## Exercise directions
Take every line from the data that has the word "this" in it.

———

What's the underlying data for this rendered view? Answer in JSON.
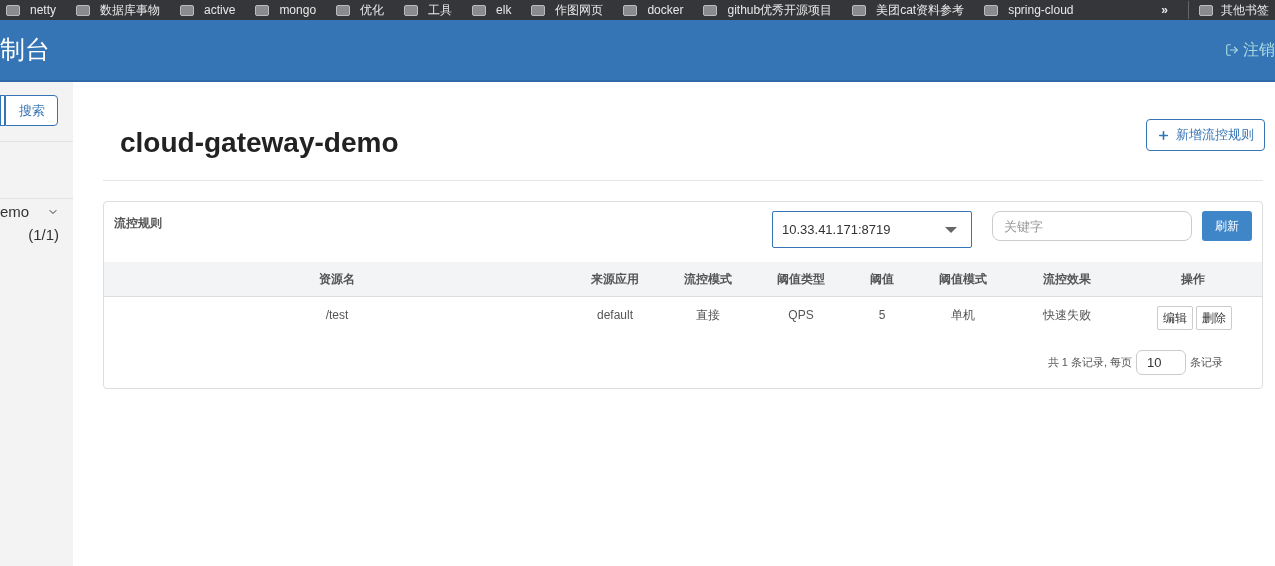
{
  "bookmarks": [
    {
      "label": "netty"
    },
    {
      "label": "数据库事物"
    },
    {
      "label": "active"
    },
    {
      "label": "mongo"
    },
    {
      "label": "优化"
    },
    {
      "label": "工具"
    },
    {
      "label": "elk"
    },
    {
      "label": "作图网页"
    },
    {
      "label": "docker"
    },
    {
      "label": "github优秀开源项目"
    },
    {
      "label": "美团cat资料参考"
    },
    {
      "label": "spring-cloud"
    }
  ],
  "bookmarks_more": "»",
  "bookmarks_other": "其他书签",
  "header": {
    "title": "制台",
    "logout": "注销"
  },
  "sidebar": {
    "search_button": "搜索",
    "app": {
      "name": "emo",
      "count": "(1/1)",
      "expanded": true
    }
  },
  "page": {
    "title": "cloud-gateway-demo",
    "add_button": "新增流控规则"
  },
  "panel": {
    "title": "流控规则",
    "machine": "10.33.41.171:8719",
    "search": {
      "placeholder": "关键字"
    },
    "refresh_button": "刷新",
    "table": {
      "columns": [
        "资源名",
        "来源应用",
        "流控模式",
        "阈值类型",
        "阈值",
        "阈值模式",
        "流控效果",
        "操作"
      ],
      "rows": [
        {
          "cells": [
            "/test",
            "default",
            "直接",
            "QPS",
            "5",
            "单机",
            "快速失败"
          ],
          "actions": [
            "编辑",
            "删除"
          ]
        }
      ]
    },
    "pagination": {
      "before": "共 1 条记录, 每页",
      "page_size": "10",
      "after": "条记录"
    }
  }
}
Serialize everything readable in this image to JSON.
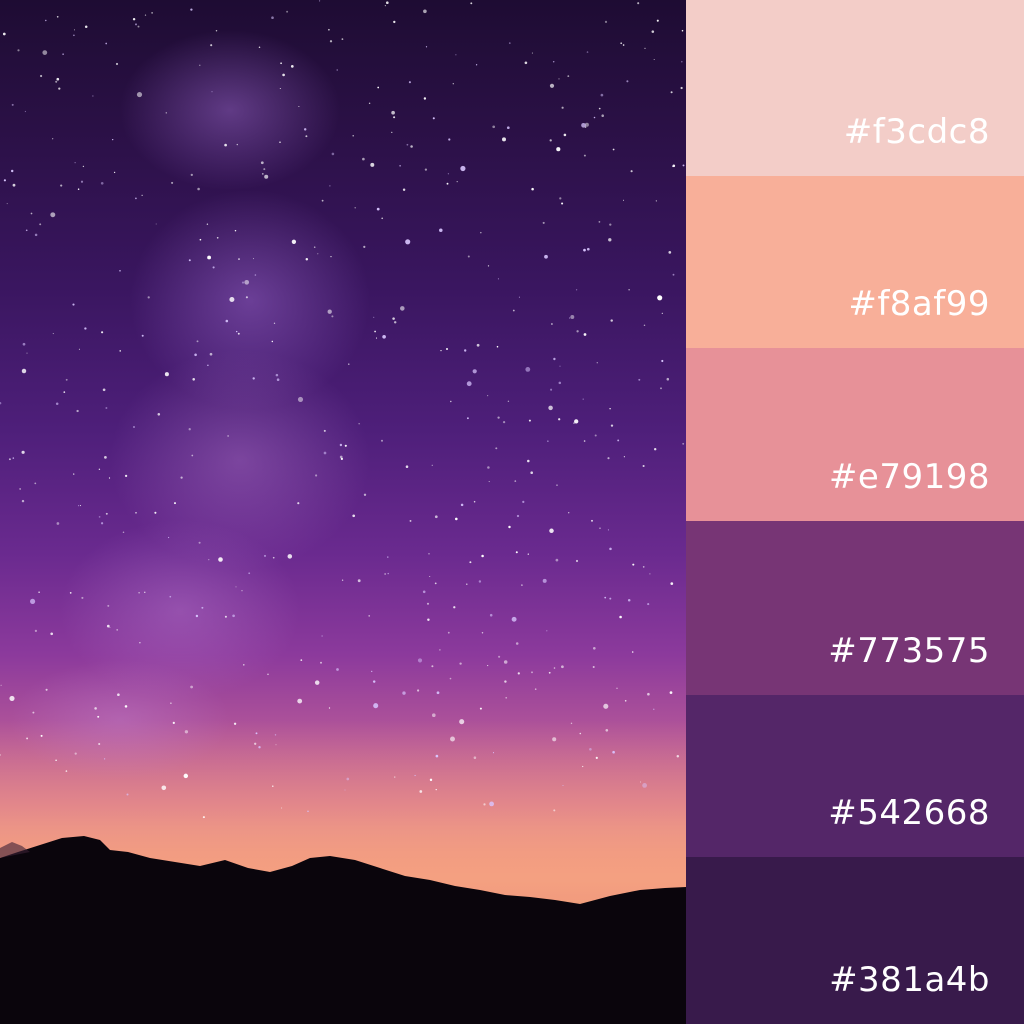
{
  "photo": {
    "subject": "starry-night-sky-over-mountains"
  },
  "palette": {
    "swatches": [
      {
        "code": "#f3cdc8",
        "color": "#f3cdc8"
      },
      {
        "code": "#f8af99",
        "color": "#f8af99"
      },
      {
        "code": "#e79198",
        "color": "#e79198"
      },
      {
        "code": "#773575",
        "color": "#773575"
      },
      {
        "code": "#542668",
        "color": "#542668"
      },
      {
        "code": "#381a4b",
        "color": "#381a4b"
      }
    ]
  }
}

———

## Answer
What's the underlying data for this rendered view? Answer in JSON.
Serialize everything readable in this image to JSON.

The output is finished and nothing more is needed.